AIM OF THE EXERCISE => Look through the lines of the material and count those containing "hang". Give that count alone.
[[ INFORMATION, beginning ]]
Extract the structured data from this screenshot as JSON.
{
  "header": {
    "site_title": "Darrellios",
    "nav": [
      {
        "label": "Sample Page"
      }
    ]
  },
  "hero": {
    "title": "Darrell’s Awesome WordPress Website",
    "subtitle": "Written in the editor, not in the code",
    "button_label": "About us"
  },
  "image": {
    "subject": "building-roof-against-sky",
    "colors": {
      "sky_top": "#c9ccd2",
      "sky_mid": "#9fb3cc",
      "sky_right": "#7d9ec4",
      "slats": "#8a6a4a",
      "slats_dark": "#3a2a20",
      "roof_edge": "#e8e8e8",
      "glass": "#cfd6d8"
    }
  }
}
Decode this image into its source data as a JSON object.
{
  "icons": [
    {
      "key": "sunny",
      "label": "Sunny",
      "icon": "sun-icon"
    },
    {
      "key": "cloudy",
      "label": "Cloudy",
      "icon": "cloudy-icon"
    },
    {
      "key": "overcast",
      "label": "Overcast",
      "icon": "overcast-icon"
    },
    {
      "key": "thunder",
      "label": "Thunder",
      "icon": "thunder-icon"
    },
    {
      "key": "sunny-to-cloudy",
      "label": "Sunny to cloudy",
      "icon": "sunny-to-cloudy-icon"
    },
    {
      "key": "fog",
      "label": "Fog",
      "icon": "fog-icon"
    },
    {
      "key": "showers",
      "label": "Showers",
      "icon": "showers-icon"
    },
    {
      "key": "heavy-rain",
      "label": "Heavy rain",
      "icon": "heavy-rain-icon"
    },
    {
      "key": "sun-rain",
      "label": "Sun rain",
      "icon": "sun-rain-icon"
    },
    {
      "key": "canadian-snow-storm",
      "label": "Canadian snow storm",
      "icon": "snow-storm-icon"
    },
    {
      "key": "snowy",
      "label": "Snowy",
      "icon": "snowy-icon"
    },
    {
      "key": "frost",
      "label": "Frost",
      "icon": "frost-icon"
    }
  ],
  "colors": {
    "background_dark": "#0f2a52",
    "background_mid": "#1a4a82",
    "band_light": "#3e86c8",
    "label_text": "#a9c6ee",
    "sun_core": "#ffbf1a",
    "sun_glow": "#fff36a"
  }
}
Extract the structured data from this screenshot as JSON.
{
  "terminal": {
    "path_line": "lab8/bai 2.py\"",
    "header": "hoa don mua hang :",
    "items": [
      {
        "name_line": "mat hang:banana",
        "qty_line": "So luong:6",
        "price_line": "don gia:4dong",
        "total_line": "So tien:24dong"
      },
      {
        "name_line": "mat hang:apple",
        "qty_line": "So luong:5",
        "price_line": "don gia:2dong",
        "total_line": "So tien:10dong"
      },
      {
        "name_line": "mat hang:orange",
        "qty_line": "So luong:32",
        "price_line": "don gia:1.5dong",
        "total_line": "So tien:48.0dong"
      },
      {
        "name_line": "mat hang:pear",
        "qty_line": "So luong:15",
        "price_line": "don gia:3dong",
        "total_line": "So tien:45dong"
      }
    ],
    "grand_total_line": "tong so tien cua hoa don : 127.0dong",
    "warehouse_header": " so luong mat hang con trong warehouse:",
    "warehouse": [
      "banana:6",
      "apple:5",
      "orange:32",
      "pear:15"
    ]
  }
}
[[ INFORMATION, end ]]
ANSWER TO THIS TASK => 6